Despite the gripes, Sir Alonne is still one of the best bosses in Dark Souls II, and a lot of that comes through in the presentation. Fume Knight may have the edge in terms of gameplay and replay value, but Sir Alonne brings some much-needed razzle to the proceedings. The arena is a beautfiul throne room whose polished floors reflect all the action. There aren’t any outcrops or other gimmicks getting in way of the battle either, so it all feels very pure. And what more can be said about that riveting music? It’s sublime.
Another touch of theme can be witnessed if a player defeats the boss without taking damage themselves. Achieve this feat and Alonne deems you a foe worth committing seppuku for! Between this secret death animation and the Fume Knight’s anger towards those wearing his brother’s armour, you can see how FromSoftware were once again enjoying the little touches that only a small percentage of their players would see.
Featuring a trio of decent to essential bosses, loads of tough enemies, and a searing motif to underpin it all, Crown of the Old Iron King is my favourite DLC pack for Dark Souls II. As a post-campaign expansion it’s hardness is only a boon, and there is plenty of extra stuff to do once the crown itself has been secured. The bosses are fun to repeat, and the scavenger hunt for Queen Nadalia’s lost soul fragments will keep completionists busy.

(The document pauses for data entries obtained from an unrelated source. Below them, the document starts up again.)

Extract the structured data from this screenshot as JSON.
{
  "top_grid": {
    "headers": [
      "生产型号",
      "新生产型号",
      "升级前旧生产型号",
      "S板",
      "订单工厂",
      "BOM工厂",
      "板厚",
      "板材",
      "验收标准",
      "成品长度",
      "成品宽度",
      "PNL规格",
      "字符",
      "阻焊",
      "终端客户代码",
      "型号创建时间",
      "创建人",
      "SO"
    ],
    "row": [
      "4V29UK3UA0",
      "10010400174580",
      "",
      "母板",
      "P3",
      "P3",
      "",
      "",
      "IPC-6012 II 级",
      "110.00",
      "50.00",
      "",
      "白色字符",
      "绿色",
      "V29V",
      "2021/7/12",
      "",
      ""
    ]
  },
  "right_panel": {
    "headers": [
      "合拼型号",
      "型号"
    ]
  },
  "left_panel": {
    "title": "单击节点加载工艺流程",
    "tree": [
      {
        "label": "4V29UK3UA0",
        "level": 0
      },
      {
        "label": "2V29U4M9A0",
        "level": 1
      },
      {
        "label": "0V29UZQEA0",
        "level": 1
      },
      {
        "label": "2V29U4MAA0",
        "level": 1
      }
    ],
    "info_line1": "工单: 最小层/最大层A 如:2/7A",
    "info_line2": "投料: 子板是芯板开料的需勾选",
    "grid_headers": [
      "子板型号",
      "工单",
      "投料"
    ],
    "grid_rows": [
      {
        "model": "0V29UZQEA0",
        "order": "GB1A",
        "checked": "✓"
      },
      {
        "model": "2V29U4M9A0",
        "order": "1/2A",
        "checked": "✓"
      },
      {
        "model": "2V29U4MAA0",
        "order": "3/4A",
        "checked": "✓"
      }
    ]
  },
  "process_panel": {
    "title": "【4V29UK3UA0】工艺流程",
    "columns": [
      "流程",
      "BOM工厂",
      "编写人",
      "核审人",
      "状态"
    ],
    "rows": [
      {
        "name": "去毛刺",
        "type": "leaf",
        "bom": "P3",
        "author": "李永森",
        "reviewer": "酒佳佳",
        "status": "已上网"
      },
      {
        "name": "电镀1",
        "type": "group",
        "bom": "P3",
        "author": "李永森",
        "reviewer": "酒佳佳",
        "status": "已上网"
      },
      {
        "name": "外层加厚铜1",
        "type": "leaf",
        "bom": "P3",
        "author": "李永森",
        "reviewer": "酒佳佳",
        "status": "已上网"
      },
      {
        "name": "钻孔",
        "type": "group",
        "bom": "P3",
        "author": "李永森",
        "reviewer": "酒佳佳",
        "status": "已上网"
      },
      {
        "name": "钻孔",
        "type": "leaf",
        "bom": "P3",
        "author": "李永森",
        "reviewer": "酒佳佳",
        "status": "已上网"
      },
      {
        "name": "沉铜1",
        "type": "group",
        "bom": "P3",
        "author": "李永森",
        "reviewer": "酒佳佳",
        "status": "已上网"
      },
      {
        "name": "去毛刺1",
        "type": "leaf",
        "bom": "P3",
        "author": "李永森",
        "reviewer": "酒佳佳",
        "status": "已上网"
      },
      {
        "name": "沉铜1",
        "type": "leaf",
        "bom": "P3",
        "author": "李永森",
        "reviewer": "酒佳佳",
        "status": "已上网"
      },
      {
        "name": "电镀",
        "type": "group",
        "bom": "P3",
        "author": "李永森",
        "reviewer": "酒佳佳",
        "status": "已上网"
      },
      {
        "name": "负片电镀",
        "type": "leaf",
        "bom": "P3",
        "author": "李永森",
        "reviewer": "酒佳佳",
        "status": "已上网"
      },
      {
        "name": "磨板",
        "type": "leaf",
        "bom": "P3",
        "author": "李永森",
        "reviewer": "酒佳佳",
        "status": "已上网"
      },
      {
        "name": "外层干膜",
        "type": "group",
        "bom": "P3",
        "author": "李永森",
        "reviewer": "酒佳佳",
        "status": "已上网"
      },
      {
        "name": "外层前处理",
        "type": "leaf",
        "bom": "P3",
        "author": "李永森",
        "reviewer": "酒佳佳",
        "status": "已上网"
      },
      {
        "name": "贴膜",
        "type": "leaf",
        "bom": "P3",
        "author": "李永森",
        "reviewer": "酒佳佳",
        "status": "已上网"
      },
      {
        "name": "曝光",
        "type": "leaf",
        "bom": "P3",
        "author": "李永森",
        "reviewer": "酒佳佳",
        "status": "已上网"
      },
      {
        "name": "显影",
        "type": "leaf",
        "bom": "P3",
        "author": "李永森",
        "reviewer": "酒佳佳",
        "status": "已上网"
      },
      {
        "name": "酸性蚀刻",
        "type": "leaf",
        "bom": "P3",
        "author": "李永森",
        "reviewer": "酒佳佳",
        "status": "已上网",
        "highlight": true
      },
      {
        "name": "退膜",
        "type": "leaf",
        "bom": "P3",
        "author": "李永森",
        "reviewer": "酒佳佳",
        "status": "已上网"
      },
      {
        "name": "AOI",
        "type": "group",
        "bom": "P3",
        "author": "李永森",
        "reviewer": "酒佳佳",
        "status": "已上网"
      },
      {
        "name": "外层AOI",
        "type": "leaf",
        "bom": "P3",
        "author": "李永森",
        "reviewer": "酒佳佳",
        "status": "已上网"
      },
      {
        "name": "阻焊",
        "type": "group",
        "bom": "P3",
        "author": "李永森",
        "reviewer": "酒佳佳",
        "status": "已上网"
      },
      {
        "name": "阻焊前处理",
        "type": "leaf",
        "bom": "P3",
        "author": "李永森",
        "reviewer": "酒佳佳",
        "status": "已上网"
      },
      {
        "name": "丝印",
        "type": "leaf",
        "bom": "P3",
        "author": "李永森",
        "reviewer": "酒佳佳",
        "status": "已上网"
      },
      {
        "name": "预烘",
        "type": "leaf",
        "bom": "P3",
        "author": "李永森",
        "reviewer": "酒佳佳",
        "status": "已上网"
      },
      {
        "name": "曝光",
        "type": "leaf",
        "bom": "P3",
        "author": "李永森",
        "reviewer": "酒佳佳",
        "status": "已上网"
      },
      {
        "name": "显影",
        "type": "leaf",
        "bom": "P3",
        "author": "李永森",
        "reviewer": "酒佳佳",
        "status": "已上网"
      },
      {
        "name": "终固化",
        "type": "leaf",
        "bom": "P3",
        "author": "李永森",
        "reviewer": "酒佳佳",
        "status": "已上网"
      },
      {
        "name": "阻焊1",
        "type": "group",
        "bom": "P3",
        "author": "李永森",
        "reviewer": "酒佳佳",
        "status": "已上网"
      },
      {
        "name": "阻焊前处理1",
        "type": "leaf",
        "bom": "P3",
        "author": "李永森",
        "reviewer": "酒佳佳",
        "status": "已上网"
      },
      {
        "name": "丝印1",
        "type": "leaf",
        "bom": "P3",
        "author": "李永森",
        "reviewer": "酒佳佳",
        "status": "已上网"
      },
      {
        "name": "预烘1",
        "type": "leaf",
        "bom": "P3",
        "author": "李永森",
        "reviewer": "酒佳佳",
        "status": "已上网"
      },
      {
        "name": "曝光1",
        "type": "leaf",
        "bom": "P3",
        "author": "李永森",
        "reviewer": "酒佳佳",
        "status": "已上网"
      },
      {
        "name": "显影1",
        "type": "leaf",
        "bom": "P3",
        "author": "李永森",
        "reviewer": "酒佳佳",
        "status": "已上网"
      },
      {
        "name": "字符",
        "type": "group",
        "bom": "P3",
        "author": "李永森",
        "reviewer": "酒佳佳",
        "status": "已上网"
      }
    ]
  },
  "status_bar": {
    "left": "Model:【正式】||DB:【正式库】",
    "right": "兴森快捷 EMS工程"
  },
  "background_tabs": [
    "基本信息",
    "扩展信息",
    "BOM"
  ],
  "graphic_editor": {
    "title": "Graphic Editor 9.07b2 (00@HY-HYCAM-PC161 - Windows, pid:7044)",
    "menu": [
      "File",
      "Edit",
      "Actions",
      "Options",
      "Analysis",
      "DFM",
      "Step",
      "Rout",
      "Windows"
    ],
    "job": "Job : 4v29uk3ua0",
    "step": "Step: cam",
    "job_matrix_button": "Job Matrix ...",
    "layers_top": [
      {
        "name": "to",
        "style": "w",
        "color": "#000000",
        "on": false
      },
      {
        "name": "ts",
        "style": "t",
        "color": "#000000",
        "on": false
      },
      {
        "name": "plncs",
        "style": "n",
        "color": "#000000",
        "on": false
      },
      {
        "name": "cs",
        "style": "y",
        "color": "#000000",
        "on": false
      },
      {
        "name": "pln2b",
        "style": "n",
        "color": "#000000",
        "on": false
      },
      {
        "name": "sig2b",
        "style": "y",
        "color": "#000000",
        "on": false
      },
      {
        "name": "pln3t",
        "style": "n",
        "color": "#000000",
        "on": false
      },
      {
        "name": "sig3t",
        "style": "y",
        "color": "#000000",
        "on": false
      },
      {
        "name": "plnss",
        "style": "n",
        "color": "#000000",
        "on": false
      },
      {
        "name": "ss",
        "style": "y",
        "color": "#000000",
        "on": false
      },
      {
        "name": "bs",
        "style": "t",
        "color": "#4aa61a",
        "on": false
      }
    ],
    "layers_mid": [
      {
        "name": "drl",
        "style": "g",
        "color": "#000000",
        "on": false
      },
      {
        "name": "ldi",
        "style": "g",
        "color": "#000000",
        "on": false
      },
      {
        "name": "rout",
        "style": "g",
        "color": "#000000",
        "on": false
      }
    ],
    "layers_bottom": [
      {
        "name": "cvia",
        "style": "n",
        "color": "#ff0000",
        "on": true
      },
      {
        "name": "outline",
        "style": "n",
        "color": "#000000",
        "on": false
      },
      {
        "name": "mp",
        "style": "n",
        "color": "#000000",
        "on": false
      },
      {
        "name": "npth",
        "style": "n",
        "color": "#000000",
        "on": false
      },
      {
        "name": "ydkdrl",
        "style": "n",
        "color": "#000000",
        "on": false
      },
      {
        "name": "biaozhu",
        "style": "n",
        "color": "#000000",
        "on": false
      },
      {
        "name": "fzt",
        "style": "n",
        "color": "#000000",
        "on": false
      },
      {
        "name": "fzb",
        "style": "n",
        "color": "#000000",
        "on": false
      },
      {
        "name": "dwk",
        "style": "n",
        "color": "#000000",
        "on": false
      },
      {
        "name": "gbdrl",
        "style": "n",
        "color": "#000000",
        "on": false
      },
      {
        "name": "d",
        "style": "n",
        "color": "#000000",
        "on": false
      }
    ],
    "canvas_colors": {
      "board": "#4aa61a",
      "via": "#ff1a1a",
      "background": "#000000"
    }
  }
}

And that leaves only a single location left for us to explore. Tune in next time for the penultimate entry in See Drangleic that explores the snowswept environs of another faraway land.
Continue to Part 29 »